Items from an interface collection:
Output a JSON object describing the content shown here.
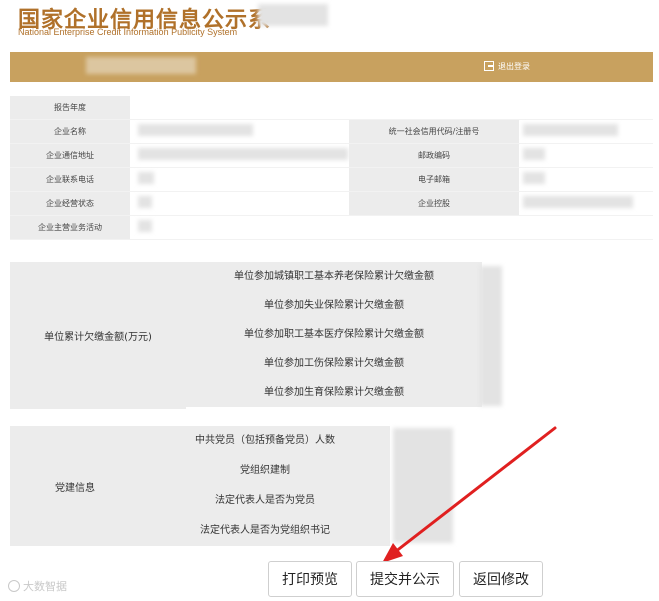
{
  "header": {
    "title_cn": "国家企业信用信息公示系",
    "title_en": "National Enterprise Credit Information Publicity System"
  },
  "topbar": {
    "left_text": "",
    "logout_label": "退出登录"
  },
  "basic_info": {
    "rows": [
      {
        "label": "报告年度"
      },
      {
        "label": "企业名称",
        "right_label": "统一社会信用代码/注册号"
      },
      {
        "label": "企业通信地址",
        "right_label": "邮政编码"
      },
      {
        "label": "企业联系电话",
        "right_label": "电子邮箱"
      },
      {
        "label": "企业经营状态",
        "right_label": "企业控股"
      },
      {
        "label": "企业主营业务活动"
      }
    ]
  },
  "arrears": {
    "title": "单位累计欠缴金额(万元)",
    "items": [
      "单位参加城镇职工基本养老保险累计欠缴金额",
      "单位参加失业保险累计欠缴金额",
      "单位参加职工基本医疗保险累计欠缴金额",
      "单位参加工伤保险累计欠缴金额",
      "单位参加生育保险累计欠缴金额"
    ]
  },
  "party": {
    "title": "党建信息",
    "items": [
      "中共党员（包括预备党员）人数",
      "党组织建制",
      "法定代表人是否为党员",
      "法定代表人是否为党组织书记"
    ]
  },
  "buttons": {
    "print_preview": "打印预览",
    "submit_publish": "提交并公示",
    "return_modify": "返回修改"
  },
  "watermark": "大数智据",
  "colors": {
    "brand_gold": "#c8a15f",
    "title_gold": "#b0712a",
    "arrow_red": "#e02020"
  }
}
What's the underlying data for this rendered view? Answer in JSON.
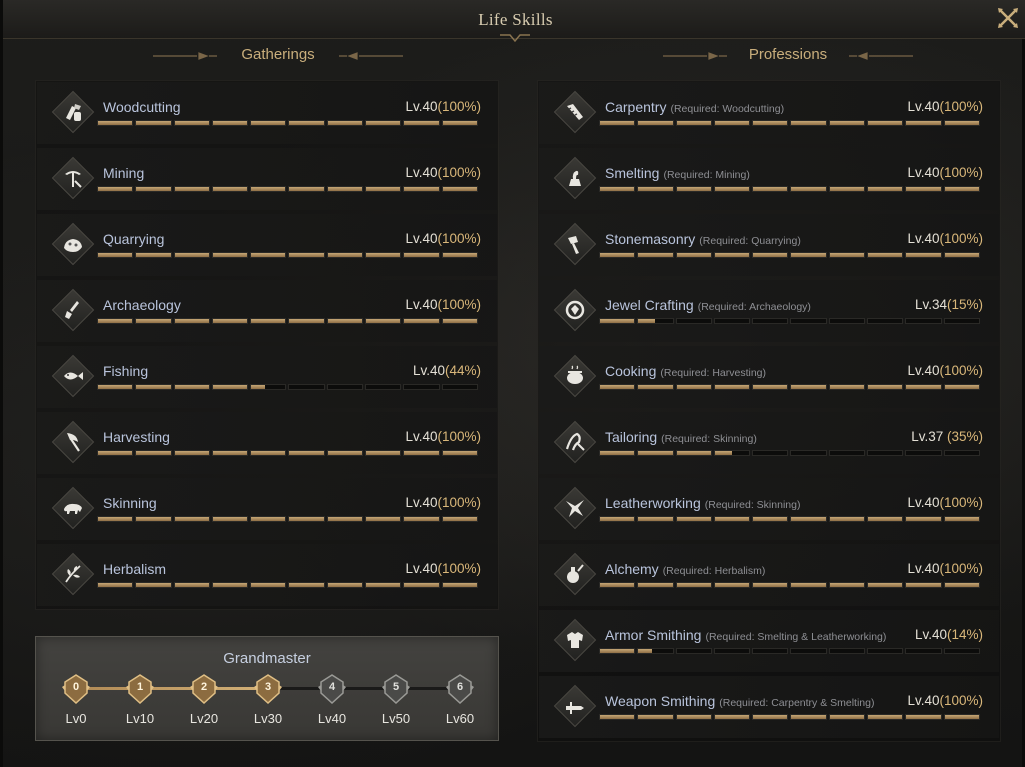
{
  "window": {
    "title": "Life Skills"
  },
  "gatherings": {
    "header": "Gatherings",
    "skills": [
      {
        "icon": "woodcutting-icon",
        "name": "Woodcutting",
        "required": "",
        "level": "Lv.40",
        "percent": "(100%)",
        "progress": 1.0
      },
      {
        "icon": "mining-icon",
        "name": "Mining",
        "required": "",
        "level": "Lv.40",
        "percent": "(100%)",
        "progress": 1.0
      },
      {
        "icon": "quarrying-icon",
        "name": "Quarrying",
        "required": "",
        "level": "Lv.40",
        "percent": "(100%)",
        "progress": 1.0
      },
      {
        "icon": "archaeology-icon",
        "name": "Archaeology",
        "required": "",
        "level": "Lv.40",
        "percent": "(100%)",
        "progress": 1.0
      },
      {
        "icon": "fishing-icon",
        "name": "Fishing",
        "required": "",
        "level": "Lv.40",
        "percent": "(44%)",
        "progress": 0.44
      },
      {
        "icon": "harvesting-icon",
        "name": "Harvesting",
        "required": "",
        "level": "Lv.40",
        "percent": "(100%)",
        "progress": 1.0
      },
      {
        "icon": "skinning-icon",
        "name": "Skinning",
        "required": "",
        "level": "Lv.40",
        "percent": "(100%)",
        "progress": 1.0
      },
      {
        "icon": "herbalism-icon",
        "name": "Herbalism",
        "required": "",
        "level": "Lv.40",
        "percent": "(100%)",
        "progress": 1.0
      }
    ]
  },
  "professions": {
    "header": "Professions",
    "skills": [
      {
        "icon": "carpentry-icon",
        "name": "Carpentry",
        "required": "(Required: Woodcutting)",
        "level": "Lv.40",
        "percent": "(100%)",
        "progress": 1.0
      },
      {
        "icon": "smelting-icon",
        "name": "Smelting",
        "required": "(Required: Mining)",
        "level": "Lv.40",
        "percent": "(100%)",
        "progress": 1.0
      },
      {
        "icon": "stonemasonry-icon",
        "name": "Stonemasonry",
        "required": "(Required: Quarrying)",
        "level": "Lv.40",
        "percent": "(100%)",
        "progress": 1.0
      },
      {
        "icon": "jewel-crafting-icon",
        "name": "Jewel Crafting",
        "required": "(Required: Archaeology)",
        "level": "Lv.34",
        "percent": "(15%)",
        "progress": 0.15
      },
      {
        "icon": "cooking-icon",
        "name": "Cooking",
        "required": "(Required: Harvesting)",
        "level": "Lv.40",
        "percent": "(100%)",
        "progress": 1.0
      },
      {
        "icon": "tailoring-icon",
        "name": "Tailoring",
        "required": "(Required: Skinning)",
        "level": "Lv.37",
        "percent": " (35%)",
        "progress": 0.35
      },
      {
        "icon": "leatherworking-icon",
        "name": "Leatherworking",
        "required": "(Required: Skinning)",
        "level": "Lv.40",
        "percent": "(100%)",
        "progress": 1.0
      },
      {
        "icon": "alchemy-icon",
        "name": "Alchemy",
        "required": "(Required: Herbalism)",
        "level": "Lv.40",
        "percent": "(100%)",
        "progress": 1.0
      },
      {
        "icon": "armor-smithing-icon",
        "name": "Armor Smithing",
        "required": "(Required: Smelting & Leatherworking)",
        "level": "Lv.40",
        "percent": "(14%)",
        "progress": 0.14
      },
      {
        "icon": "weapon-smithing-icon",
        "name": "Weapon Smithing",
        "required": "(Required: Carpentry & Smelting)",
        "level": "Lv.40",
        "percent": "(100%)",
        "progress": 1.0
      }
    ]
  },
  "grandmaster": {
    "title": "Grandmaster",
    "reached": 3,
    "nodes": [
      {
        "num": "0",
        "label": "Lv0"
      },
      {
        "num": "1",
        "label": "Lv10"
      },
      {
        "num": "2",
        "label": "Lv20"
      },
      {
        "num": "3",
        "label": "Lv30"
      },
      {
        "num": "4",
        "label": "Lv40"
      },
      {
        "num": "5",
        "label": "Lv50"
      },
      {
        "num": "6",
        "label": "Lv60"
      }
    ]
  },
  "colors": {
    "accent": "#c9ae7c",
    "bar_fill": "#b08a55",
    "name": "#b9c4dc"
  }
}
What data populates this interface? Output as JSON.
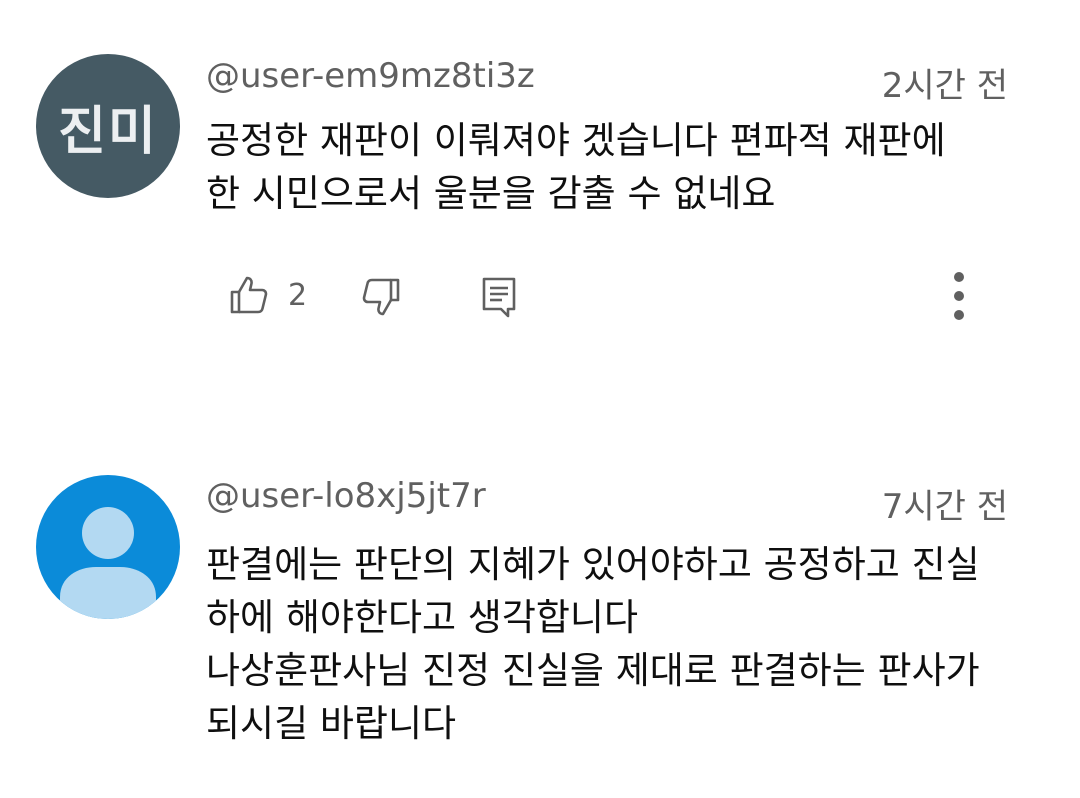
{
  "comments": [
    {
      "avatar": {
        "type": "initials",
        "initials": "진미",
        "bg_color": "#455a64"
      },
      "handle": "@user-em9mz8ti3z",
      "time": "2시간 전",
      "lines": [
        "공정한  재판이 이뤄져야 겠습니다 편파적 재판에",
        "한 시민으로서 울분을 감출 수 없네요"
      ],
      "like_count": "2",
      "actions": [
        "thumbs-up-icon",
        "thumbs-down-icon",
        "reply-icon",
        "more-vert-icon"
      ]
    },
    {
      "avatar": {
        "type": "default",
        "bg_color": "#0b8bd9"
      },
      "handle": "@user-lo8xj5jt7r",
      "time": "7시간 전",
      "lines": [
        "판결에는 판단의 지혜가 있어야하고 공정하고 진실",
        "하에 해야한다고 생각합니다",
        "나상훈판사님 진정 진실을 제대로 판결하는 판사가",
        "되시길 바랍니다"
      ]
    }
  ]
}
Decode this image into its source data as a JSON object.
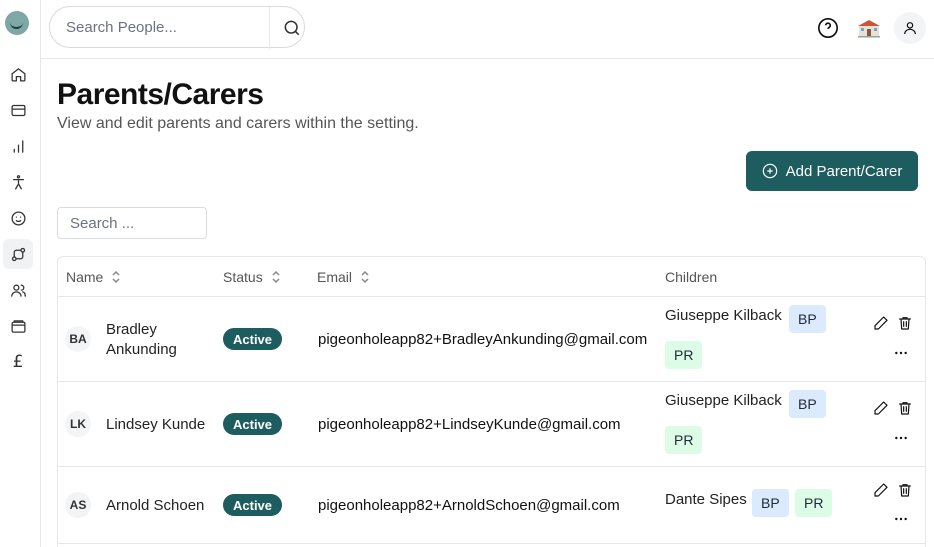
{
  "header": {
    "search_placeholder": "Search People...",
    "icons": [
      "help-circle-icon",
      "school-building-icon",
      "user-icon"
    ]
  },
  "sidebar": {
    "items": [
      "home-icon",
      "credit-card-icon",
      "bar-chart-icon",
      "child-icon",
      "baby-face-icon",
      "route-icon",
      "users-icon",
      "wallet-icon",
      "pound-icon"
    ],
    "pound_symbol": "£",
    "active": "route-icon"
  },
  "page": {
    "title": "Parents/Carers",
    "subtitle": "View and edit parents and carers within the setting.",
    "add_button": "Add Parent/Carer",
    "filter_placeholder": "Search ..."
  },
  "table": {
    "headers": {
      "name": "Name",
      "status": "Status",
      "email": "Email",
      "children": "Children"
    },
    "rows": [
      {
        "initials": "BA",
        "name": "Bradley Ankunding",
        "status": "Active",
        "email": "pigeonholeapp82+BradleyAnkunding@gmail.com",
        "child": "Giuseppe Kilback",
        "tags": [
          "BP",
          "PR"
        ]
      },
      {
        "initials": "LK",
        "name": "Lindsey Kunde",
        "status": "Active",
        "email": "pigeonholeapp82+LindseyKunde@gmail.com",
        "child": "Giuseppe Kilback",
        "tags": [
          "BP",
          "PR"
        ]
      },
      {
        "initials": "AS",
        "name": "Arnold Schoen",
        "status": "Active",
        "email": "pigeonholeapp82+ArnoldSchoen@gmail.com",
        "child": "Dante Sipes",
        "tags": [
          "BP",
          "PR"
        ]
      }
    ]
  },
  "colors": {
    "primary": "#1d5c5f",
    "bp_tag": "#dbeafe",
    "pr_tag": "#dcfce7"
  }
}
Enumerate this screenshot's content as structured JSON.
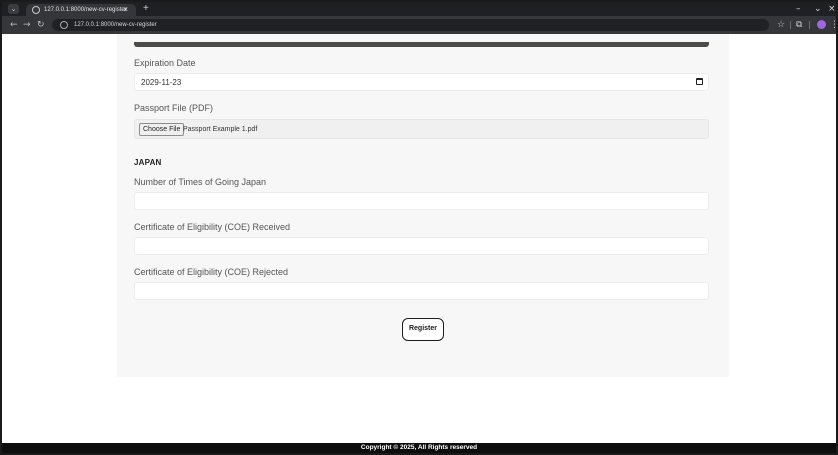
{
  "browser": {
    "tab": {
      "title": "127.0.0.1:8000/new-cv-register",
      "close_glyph": "×"
    },
    "new_tab_glyph": "+",
    "menu_glyph": "⌄",
    "window_controls": {
      "minimize": "–",
      "maximize": "⌄",
      "close": "×"
    },
    "nav": {
      "back": "←",
      "forward": "→",
      "reload": "↻"
    },
    "url": "127.0.0.1:8000/new-cv-register",
    "toolbar_icons": {
      "bookmark": "☆",
      "extensions": "⧉",
      "menu": "⋮"
    }
  },
  "form": {
    "expiration_date": {
      "label": "Expiration Date",
      "value": "2029-11-23"
    },
    "passport_file": {
      "label": "Passport File (PDF)",
      "button_label": "Choose File",
      "file_name": "Passport Example 1.pdf"
    },
    "japan_section": {
      "heading": "JAPAN",
      "times_going_japan": {
        "label": "Number of Times of Going Japan",
        "value": ""
      },
      "coe_received": {
        "label": "Certificate of Eligibility (COE) Received",
        "value": ""
      },
      "coe_rejected": {
        "label": "Certificate of Eligibility (COE) Rejected",
        "value": ""
      }
    },
    "register_label": "Register"
  },
  "footer": {
    "copyright": "Copyright © 2025, All Rights reserved"
  },
  "colors": {
    "browser_chrome": "#35363a",
    "tab_strip": "#1f2024",
    "card_background": "#f7f7f7",
    "footer_background": "#0d0d0d"
  }
}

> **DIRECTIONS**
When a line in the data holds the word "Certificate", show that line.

> **RESPONSE**
        "label": "Certificate of Eligibility (COE) Received",
        "label": "Certificate of Eligibility (COE) Rejected",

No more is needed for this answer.